> Your goal:
Check every line of the entries below for the word "JSON", and copy the ones that have it.
= = = =
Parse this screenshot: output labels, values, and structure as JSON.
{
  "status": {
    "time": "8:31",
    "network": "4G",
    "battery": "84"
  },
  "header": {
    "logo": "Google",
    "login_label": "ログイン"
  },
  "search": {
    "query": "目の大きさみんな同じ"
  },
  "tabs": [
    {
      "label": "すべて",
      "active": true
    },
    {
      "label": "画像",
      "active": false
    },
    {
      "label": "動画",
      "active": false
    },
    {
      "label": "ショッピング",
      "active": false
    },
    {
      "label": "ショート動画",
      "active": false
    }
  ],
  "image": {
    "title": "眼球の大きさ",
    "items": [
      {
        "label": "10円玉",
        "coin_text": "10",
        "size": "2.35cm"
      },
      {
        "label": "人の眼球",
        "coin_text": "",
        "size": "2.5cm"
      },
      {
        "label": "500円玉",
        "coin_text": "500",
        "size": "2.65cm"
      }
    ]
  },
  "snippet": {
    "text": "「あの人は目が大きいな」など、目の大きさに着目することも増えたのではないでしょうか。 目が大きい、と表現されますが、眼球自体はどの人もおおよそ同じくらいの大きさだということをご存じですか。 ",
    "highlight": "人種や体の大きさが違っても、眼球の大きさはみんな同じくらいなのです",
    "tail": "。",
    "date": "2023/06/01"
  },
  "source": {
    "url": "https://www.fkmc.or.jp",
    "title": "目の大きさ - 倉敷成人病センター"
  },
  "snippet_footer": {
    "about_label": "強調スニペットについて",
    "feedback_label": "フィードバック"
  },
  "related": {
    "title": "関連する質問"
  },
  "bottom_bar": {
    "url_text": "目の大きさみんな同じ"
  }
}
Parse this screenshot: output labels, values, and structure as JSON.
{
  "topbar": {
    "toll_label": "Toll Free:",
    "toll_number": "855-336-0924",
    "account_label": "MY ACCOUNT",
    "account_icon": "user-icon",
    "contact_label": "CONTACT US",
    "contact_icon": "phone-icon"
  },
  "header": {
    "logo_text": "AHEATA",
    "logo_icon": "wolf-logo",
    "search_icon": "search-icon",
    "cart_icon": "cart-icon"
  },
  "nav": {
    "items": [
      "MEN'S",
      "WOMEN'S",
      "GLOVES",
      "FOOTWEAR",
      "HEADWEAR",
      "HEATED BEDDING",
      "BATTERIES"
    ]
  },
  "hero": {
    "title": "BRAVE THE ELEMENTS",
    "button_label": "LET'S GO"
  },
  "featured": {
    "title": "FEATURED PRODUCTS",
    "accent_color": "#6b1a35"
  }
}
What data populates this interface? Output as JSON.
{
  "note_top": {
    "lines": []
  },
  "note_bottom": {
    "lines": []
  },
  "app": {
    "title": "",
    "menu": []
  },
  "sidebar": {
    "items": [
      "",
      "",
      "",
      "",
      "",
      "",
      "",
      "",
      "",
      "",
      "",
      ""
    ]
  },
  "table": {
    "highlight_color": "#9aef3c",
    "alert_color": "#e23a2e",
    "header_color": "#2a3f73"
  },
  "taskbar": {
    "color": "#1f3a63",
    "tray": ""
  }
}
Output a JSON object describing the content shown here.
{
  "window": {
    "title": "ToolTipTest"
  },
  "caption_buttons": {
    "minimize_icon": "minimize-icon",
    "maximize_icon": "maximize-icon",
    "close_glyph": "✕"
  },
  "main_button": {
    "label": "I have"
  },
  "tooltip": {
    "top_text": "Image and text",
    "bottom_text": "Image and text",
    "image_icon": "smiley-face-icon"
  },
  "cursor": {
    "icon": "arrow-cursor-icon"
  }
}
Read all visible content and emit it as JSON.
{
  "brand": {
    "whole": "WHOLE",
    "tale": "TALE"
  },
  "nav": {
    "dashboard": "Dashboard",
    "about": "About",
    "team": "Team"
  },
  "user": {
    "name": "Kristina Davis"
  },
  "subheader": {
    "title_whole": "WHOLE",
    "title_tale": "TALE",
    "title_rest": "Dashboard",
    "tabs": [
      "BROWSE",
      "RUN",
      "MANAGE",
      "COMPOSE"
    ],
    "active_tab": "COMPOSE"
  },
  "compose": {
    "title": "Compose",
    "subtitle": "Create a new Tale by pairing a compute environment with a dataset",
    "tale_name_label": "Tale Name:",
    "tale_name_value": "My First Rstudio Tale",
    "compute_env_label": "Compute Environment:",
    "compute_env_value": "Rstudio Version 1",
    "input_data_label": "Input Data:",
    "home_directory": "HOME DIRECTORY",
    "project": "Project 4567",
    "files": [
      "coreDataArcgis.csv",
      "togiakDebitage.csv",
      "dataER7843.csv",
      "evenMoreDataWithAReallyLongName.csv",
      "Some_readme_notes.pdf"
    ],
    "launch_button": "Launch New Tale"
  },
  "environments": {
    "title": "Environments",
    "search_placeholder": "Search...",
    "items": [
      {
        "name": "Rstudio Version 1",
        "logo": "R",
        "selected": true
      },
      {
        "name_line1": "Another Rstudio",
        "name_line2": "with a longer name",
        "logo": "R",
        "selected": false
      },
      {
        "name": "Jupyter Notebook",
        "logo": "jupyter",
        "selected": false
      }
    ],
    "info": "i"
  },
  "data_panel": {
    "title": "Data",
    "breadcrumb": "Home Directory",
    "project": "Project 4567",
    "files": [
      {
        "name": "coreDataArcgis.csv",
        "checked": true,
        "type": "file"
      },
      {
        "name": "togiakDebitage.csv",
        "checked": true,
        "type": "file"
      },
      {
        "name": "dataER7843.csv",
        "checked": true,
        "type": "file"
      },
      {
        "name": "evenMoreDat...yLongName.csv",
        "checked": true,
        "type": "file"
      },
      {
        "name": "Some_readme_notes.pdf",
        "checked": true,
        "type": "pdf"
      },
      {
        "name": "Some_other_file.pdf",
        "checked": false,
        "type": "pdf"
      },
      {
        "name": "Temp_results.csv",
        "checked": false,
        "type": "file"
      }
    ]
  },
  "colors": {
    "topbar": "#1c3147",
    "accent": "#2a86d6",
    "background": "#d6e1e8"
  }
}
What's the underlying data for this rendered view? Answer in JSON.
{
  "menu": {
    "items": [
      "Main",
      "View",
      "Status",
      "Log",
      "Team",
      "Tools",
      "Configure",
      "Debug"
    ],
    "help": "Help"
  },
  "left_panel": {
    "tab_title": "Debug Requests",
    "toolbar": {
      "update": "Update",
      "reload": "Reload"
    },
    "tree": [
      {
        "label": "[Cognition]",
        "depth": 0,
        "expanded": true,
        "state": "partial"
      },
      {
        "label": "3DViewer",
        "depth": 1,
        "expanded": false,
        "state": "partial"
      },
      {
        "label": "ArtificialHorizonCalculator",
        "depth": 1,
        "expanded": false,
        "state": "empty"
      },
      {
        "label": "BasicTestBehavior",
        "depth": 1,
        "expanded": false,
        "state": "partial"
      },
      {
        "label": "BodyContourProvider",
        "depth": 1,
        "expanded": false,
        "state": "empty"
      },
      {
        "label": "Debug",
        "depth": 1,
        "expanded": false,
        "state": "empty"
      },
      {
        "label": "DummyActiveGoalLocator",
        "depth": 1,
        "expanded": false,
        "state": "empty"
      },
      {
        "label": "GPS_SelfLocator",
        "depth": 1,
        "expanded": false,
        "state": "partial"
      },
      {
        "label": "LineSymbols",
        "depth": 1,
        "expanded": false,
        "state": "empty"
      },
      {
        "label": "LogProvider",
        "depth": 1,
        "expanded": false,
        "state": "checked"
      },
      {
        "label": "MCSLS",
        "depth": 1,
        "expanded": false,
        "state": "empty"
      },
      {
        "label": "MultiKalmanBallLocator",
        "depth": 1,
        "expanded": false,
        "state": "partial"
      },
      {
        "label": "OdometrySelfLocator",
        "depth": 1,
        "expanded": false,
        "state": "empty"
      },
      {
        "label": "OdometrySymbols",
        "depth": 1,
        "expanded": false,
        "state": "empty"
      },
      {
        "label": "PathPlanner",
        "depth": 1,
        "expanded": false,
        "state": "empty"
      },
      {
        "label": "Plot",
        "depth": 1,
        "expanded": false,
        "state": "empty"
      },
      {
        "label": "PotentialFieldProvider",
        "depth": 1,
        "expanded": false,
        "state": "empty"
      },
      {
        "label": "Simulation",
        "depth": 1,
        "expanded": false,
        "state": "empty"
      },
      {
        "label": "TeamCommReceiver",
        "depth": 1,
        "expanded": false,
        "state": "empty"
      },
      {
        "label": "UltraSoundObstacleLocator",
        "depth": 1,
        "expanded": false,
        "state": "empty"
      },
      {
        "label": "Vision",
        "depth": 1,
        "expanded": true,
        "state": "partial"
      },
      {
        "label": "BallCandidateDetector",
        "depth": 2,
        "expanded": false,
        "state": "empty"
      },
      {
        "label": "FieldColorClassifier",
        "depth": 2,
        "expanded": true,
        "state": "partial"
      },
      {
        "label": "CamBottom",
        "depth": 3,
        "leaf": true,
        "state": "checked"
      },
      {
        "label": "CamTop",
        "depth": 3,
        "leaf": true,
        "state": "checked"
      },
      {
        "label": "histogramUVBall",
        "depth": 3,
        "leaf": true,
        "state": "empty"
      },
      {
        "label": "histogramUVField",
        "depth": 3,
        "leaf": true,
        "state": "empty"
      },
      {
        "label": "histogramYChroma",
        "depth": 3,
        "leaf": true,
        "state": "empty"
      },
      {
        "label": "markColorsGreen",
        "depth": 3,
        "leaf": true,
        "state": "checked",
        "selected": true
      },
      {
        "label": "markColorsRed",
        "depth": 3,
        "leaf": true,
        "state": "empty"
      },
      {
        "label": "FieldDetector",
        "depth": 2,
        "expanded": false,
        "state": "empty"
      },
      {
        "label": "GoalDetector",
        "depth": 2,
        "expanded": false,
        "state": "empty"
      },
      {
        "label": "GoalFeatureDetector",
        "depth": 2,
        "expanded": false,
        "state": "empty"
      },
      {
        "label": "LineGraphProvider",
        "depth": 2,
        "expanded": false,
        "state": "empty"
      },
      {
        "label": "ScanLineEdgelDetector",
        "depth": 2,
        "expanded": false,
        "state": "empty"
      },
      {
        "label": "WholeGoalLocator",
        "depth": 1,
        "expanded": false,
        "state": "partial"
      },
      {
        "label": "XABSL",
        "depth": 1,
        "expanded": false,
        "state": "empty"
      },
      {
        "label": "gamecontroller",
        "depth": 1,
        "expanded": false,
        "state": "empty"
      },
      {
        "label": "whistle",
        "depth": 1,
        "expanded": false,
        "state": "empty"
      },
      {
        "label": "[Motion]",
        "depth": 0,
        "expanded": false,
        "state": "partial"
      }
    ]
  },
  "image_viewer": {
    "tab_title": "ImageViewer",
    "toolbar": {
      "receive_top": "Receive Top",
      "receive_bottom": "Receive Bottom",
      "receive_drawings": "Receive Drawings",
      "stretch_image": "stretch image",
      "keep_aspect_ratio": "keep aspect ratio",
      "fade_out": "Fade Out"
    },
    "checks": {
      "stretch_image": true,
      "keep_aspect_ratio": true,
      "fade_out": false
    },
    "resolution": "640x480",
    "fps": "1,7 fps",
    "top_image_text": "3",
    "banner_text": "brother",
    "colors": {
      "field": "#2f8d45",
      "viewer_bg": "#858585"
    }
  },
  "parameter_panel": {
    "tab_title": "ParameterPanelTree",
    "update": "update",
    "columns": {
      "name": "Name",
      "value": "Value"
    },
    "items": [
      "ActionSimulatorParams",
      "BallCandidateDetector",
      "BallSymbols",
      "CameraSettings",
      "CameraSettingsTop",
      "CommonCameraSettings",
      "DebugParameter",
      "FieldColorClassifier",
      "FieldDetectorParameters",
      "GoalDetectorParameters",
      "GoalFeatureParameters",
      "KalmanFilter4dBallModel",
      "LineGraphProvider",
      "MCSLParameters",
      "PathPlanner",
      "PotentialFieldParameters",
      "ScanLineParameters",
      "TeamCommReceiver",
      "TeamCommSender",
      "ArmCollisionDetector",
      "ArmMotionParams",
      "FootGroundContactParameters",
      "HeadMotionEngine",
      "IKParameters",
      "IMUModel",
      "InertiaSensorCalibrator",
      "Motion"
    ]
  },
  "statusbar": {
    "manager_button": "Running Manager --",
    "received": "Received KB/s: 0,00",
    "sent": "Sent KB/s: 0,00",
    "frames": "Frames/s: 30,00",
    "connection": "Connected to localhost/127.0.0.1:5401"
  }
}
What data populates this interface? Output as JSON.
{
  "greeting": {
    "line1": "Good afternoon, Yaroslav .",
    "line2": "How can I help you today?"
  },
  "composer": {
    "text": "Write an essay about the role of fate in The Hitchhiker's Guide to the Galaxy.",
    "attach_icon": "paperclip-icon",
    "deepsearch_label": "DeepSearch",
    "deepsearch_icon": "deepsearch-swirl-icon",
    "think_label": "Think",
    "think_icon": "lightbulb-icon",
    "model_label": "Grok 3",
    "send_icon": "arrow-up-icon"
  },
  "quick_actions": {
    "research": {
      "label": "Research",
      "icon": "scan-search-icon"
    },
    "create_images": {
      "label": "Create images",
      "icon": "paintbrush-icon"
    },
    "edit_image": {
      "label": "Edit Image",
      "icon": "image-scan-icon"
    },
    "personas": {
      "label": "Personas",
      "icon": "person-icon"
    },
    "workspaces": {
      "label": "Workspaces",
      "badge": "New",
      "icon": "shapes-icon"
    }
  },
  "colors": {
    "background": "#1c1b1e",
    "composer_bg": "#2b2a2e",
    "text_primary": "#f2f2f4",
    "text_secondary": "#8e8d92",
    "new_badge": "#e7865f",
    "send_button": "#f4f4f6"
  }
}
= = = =
> Answer section:
Parse this screenshot: output labels, values, and structure as JSON.
Parse this screenshot: output labels, values, and structure as JSON.
What data populates this interface? Output as JSON.
Output a JSON object describing the content shown here.
Read all visible content and emit it as JSON.
What's the underlying data for this rendered view? Answer in JSON.
What data populates this interface? Output as JSON.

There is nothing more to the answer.